In Sania’s (seeded three) quarter all the players are ranked 100 and above except for the 7th seed Karolina Sprem of Croatia. I remember Sprem at Wimbledon 2004. She was 18- year-old and ranked No. 30 in the world. With a stream of crisp winning shots she mowed down Venus Williams, Shaughnessy, Maleeva, all seeded players before Davenport put her down in the quarters.
Though Sprem is ranked 85 now, her previous record shows that she is capable of playing top quality tennis. After Sprem, Sania will take on Russian might if everything goes according to the seeding. Likhotseva in the semis and Myskina in the finals. It is a tough tournament for Sania to win and she will have to be at her very best.
The presence of the Uberoi sisters, Shikha (ranked 151) and Neha (ranked 248), along with Sunitha Rao (ranked 161), will certainly add to the interest in the tournament. In Sania’s shadow one tends to dismiss them lightly. Believe me, to get to where they have, is not at all easy. One has to admire the enterprise, sacrifice and hard work put in by these girls. Special mention has to be made about the parental support, which entails far more sacrifice and is a much harder and trying job.

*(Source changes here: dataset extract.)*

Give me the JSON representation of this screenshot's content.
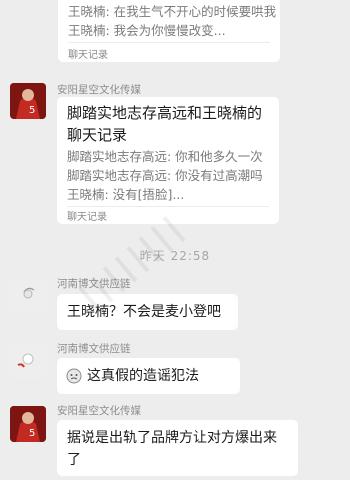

Whatever the results of the tournament, it has resuscitated tennis in Calcutta and put it back on track. To pull up sport onto its feet one requires a strong organisation with international awareness and vision, unstinted government support and the cooperation of industry. Only when these have jelled can we aspire for greater things.
As a lover of sport one has to applaud the chief minister, sports minister and the sponsors for putting Calcutta back on the tennis map. In equal measure, the enterprise shown by Jaidip Mukerjea, the tournament director and the Bhupathi family in organising and putting together the whole show, is laudable.
To stray from my blinkered vision of tennis I can see a golden opportunity for development of sport in West Bengal. Industry in West Bengal is at full throttle on the runway. Thousands of crores will be invested in industry and new townships. This is the time sport must be woven into the fabric of our lives, especially for the generations to come.
The current generations have suffered much due to the lack of sports facilities and a tunnel vision concept of education. Now that West Bengal’s economic future seems secure, we should think about sport. Think Big. Build football fields, astroturf for hockey, gymnasiums, athletic tracks, tennis courts, basketball, badminton etc. Let every child in the state have access to sport at minimal affordable cost.